Type out all the records once more, exactly.

START SUPPLIED MATERIAL

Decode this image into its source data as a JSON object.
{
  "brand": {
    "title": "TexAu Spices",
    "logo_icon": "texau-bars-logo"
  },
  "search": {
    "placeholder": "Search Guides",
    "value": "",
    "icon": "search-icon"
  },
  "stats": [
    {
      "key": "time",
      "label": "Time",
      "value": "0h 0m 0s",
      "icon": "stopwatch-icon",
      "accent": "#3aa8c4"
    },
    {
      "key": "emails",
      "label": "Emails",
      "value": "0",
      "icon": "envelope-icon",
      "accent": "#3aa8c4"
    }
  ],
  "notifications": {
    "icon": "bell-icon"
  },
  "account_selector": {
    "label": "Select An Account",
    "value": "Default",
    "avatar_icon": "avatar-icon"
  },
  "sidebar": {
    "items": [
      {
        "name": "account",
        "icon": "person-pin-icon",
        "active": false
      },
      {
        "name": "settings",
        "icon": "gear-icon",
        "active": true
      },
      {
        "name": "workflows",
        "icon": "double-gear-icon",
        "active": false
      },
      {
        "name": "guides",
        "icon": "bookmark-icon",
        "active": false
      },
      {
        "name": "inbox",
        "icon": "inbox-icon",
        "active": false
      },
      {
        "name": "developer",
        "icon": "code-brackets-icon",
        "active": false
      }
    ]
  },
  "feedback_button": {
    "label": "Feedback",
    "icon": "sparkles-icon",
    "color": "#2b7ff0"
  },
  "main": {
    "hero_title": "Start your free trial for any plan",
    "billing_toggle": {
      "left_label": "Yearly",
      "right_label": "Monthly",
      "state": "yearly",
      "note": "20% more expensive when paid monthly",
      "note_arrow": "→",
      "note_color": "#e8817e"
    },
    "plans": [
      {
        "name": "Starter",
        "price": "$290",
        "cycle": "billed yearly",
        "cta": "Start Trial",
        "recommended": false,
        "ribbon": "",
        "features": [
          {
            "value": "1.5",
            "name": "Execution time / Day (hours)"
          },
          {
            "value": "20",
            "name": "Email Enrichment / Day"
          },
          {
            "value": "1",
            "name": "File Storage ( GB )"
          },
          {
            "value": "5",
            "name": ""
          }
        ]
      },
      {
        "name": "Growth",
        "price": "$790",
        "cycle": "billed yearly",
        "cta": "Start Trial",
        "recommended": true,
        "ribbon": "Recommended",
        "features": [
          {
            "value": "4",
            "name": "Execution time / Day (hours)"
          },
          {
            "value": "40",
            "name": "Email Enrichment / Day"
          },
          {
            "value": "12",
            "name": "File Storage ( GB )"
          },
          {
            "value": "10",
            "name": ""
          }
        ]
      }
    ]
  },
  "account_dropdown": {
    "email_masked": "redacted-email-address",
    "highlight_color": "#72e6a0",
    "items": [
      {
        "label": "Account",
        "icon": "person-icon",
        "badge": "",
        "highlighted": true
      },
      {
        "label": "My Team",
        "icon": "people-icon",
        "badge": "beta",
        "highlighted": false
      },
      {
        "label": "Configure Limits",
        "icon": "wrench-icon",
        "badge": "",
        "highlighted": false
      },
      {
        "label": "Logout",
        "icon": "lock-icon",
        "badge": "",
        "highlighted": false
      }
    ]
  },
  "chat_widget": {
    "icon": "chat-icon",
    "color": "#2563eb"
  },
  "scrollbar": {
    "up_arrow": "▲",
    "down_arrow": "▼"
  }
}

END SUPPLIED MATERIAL

» RESULT
Decode this image into its source data as a JSON object.
{
  "brand": {
    "title": "TexAu Spices",
    "logo_icon": "texau-bars-logo"
  },
  "search": {
    "placeholder": "Search Guides",
    "value": "",
    "icon": "search-icon"
  },
  "stats": [
    {
      "key": "time",
      "label": "Time",
      "value": "0h 0m 0s",
      "icon": "stopwatch-icon",
      "accent": "#3aa8c4"
    },
    {
      "key": "emails",
      "label": "Emails",
      "value": "0",
      "icon": "envelope-icon",
      "accent": "#3aa8c4"
    }
  ],
  "notifications": {
    "icon": "bell-icon"
  },
  "account_selector": {
    "label": "Select An Account",
    "value": "Default",
    "avatar_icon": "avatar-icon"
  },
  "sidebar": {
    "items": [
      {
        "name": "account",
        "icon": "person-pin-icon",
        "active": false
      },
      {
        "name": "settings",
        "icon": "gear-icon",
        "active": true
      },
      {
        "name": "workflows",
        "icon": "double-gear-icon",
        "active": false
      },
      {
        "name": "guides",
        "icon": "bookmark-icon",
        "active": false
      },
      {
        "name": "inbox",
        "icon": "inbox-icon",
        "active": false
      },
      {
        "name": "developer",
        "icon": "code-brackets-icon",
        "active": false
      }
    ]
  },
  "feedback_button": {
    "label": "Feedback",
    "icon": "sparkles-icon",
    "color": "#2b7ff0"
  },
  "main": {
    "hero_title": "Start your free trial for any plan",
    "billing_toggle": {
      "left_label": "Yearly",
      "right_label": "Monthly",
      "state": "yearly",
      "note": "20% more expensive when paid monthly",
      "note_arrow": "→",
      "note_color": "#e8817e"
    },
    "plans": [
      {
        "name": "Starter",
        "price": "$290",
        "cycle": "billed yearly",
        "cta": "Start Trial",
        "recommended": false,
        "ribbon": "",
        "features": [
          {
            "value": "1.5",
            "name": "Execution time / Day (hours)"
          },
          {
            "value": "20",
            "name": "Email Enrichment / Day"
          },
          {
            "value": "1",
            "name": "File Storage ( GB )"
          },
          {
            "value": "5",
            "name": ""
          }
        ]
      },
      {
        "name": "Growth",
        "price": "$790",
        "cycle": "billed yearly",
        "cta": "Start Trial",
        "recommended": true,
        "ribbon": "Recommended",
        "features": [
          {
            "value": "4",
            "name": "Execution time / Day (hours)"
          },
          {
            "value": "40",
            "name": "Email Enrichment / Day"
          },
          {
            "value": "12",
            "name": "File Storage ( GB )"
          },
          {
            "value": "10",
            "name": ""
          }
        ]
      }
    ]
  },
  "account_dropdown": {
    "email_masked": "redacted-email-address",
    "highlight_color": "#72e6a0",
    "items": [
      {
        "label": "Account",
        "icon": "person-icon",
        "badge": "",
        "highlighted": true
      },
      {
        "label": "My Team",
        "icon": "people-icon",
        "badge": "beta",
        "highlighted": false
      },
      {
        "label": "Configure Limits",
        "icon": "wrench-icon",
        "badge": "",
        "highlighted": false
      },
      {
        "label": "Logout",
        "icon": "lock-icon",
        "badge": "",
        "highlighted": false
      }
    ]
  },
  "chat_widget": {
    "icon": "chat-icon",
    "color": "#2563eb"
  },
  "scrollbar": {
    "up_arrow": "▲",
    "down_arrow": "▼"
  }
}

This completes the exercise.